State only how many lines of the records contain the string "text".

*** Source data Section Begins ***

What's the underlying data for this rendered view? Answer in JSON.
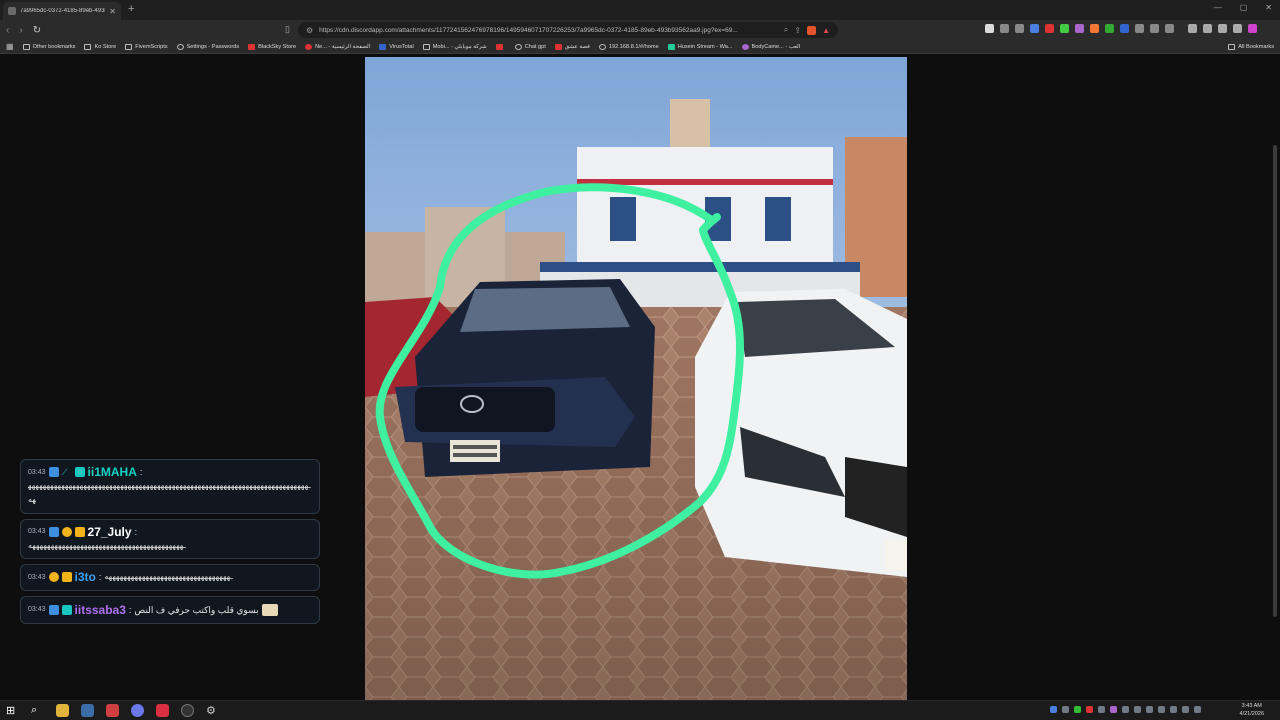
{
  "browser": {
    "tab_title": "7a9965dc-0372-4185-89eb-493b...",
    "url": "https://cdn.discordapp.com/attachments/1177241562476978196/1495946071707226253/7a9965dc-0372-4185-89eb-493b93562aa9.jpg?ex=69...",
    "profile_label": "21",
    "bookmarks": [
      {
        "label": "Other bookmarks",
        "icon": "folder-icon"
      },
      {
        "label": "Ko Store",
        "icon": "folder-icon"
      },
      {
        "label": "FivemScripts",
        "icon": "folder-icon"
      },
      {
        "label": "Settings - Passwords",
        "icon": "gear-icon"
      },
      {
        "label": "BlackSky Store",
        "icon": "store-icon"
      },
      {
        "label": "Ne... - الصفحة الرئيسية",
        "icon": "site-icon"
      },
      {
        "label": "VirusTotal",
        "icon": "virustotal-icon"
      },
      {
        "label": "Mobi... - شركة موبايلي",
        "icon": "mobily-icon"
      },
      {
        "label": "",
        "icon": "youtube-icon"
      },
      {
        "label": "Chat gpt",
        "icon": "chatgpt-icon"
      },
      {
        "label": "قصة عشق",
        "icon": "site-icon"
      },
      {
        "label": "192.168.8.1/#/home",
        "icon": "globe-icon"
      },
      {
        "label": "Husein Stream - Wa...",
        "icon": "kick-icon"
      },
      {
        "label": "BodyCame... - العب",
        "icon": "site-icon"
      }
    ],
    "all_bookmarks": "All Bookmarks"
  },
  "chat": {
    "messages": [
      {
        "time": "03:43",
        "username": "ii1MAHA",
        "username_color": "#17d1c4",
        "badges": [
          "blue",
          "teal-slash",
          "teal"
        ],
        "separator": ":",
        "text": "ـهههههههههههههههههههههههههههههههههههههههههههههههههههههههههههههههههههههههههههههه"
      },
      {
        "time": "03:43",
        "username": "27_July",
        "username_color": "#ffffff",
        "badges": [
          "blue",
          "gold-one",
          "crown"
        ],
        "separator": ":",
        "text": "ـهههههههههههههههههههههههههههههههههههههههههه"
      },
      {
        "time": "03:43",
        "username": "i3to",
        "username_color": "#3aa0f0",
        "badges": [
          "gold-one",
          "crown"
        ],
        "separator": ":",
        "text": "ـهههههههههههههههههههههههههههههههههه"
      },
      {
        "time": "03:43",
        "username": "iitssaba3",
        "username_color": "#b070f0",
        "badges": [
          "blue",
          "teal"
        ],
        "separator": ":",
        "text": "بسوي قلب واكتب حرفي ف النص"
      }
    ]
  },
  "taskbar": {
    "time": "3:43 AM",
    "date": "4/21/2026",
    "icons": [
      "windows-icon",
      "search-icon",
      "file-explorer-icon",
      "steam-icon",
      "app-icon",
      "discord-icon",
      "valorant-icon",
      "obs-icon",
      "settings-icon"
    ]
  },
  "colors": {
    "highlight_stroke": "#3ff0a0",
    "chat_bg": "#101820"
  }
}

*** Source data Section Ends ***

**Result of this task**: 4